The shoulder joint is made up of the humerus (upper arm bone), clavical (collar bone), and scapula (shoulder blade). The humerus fits into a cavity called the glenoid fossa, which is on the outside edge of the scapula. Stability of the shoulder joint is mostly a function of four muscles called the rotator cuff muscles. These muscles originate on the scapula and insert on the top of the humerus. They provide movement and support to the shoulder. When these muscles become weak or inflamed, then pain, reduced range of motion, and instability can occur at the shoulder joint. This can lead to increased risk of injury. In addition to the rotator cuff muscles, there are also muscles knows as scapular stabilizers.
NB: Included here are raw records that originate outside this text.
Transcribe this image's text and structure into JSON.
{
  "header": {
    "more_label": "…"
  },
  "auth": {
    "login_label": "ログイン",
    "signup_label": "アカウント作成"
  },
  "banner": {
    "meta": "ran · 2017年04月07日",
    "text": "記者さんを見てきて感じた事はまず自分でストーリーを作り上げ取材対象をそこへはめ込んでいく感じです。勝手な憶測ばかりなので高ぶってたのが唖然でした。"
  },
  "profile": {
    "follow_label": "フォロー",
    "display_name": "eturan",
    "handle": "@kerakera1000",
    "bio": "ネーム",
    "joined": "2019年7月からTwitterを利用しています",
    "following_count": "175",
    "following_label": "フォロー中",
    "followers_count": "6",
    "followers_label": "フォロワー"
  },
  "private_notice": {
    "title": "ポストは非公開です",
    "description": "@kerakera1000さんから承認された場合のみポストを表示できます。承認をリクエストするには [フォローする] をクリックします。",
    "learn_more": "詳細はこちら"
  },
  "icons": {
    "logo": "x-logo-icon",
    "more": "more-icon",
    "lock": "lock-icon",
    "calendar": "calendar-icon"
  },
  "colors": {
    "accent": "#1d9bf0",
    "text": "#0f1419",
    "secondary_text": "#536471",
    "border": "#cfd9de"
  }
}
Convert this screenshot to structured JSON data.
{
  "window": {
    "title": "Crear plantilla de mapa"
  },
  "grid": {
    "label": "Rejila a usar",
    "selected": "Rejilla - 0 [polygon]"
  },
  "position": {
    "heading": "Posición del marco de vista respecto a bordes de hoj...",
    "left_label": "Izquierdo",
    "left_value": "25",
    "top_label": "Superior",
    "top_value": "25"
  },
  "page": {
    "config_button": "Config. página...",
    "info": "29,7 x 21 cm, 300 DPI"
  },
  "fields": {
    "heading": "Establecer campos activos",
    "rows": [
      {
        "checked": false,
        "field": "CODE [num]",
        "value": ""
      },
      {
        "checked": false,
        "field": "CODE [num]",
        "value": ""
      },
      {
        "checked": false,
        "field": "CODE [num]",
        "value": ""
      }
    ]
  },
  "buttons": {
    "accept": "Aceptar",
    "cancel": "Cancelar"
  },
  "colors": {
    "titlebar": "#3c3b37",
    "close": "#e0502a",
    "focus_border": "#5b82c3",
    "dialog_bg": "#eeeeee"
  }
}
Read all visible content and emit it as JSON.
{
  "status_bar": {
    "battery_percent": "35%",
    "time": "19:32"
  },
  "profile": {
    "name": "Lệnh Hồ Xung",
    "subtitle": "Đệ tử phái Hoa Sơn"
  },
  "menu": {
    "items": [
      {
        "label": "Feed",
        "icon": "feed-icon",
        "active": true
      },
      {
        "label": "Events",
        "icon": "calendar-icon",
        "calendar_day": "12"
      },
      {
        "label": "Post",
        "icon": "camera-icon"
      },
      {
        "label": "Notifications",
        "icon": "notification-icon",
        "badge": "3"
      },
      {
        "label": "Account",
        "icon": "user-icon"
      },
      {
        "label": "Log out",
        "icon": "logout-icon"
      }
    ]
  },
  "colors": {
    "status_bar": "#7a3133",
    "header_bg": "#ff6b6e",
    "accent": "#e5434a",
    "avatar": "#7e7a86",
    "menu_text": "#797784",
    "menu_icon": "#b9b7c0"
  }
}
These muscles reside in the upper back and attach to the scapula. They help with both movement and stability of the scapula. Scapular movement allows the the arm to achieve greater range of motion. It’s important to keep the scapular stabilizers and the rotator cuff muscles strong for optimum wellness of the shoulders and arms.
If you attend a gym, there are many machines that can help you strengthen these muscles. But if the gym isn’t your scene, you can still achieve good results on your own at home. I also offer private “Functional Yoga Coaching” to address individual wellness goals and a weekly yoga class called “Yoga for Healing” (sign up here).
Try the following exercises and yoga postures to help strengthen your shoulder muscles:
- Alternating from Plank (Khumbhakasana) to Downward Facing Dog (Adho Mukha Svanasana)
- Half Locust (Salabhasana) with I, Y, and T arm movements
- Side Plank (Vasisthasana)
- Bridge (Setu Bandhasana) with hands clasped underneath
- Fish Pose (Matsyasana)
- Seated Spinal Twist (Ardha Maysendrasana)
- Arm Movements during standing postures, such as Warrior 1 & 2 (Virabhadrasana) can increase range of motion
For a yoga class to help all your body parts feel better, try one of my weekly offerings. I teach Hatha Yoga (Sundays 5-6 pm MT), Yoga 1 (Mondays, 5:30 pm MT) and Healing through Yoga (Wednesdays at 5:30 MT).
If you’d like a personalized sequence or an individual session focused on your health goals, please drop me a line at firstname.lastname@example.org. You can also sign up for a class or private session by clicking here. For more tips on pain relief and injury prevention through yoga and physical therapy, sign up for my newsletter here, or follow me on social media on FaceBook @yogalorie, Instagram Wellness_with_Lorie, or LinkedIn yogalorie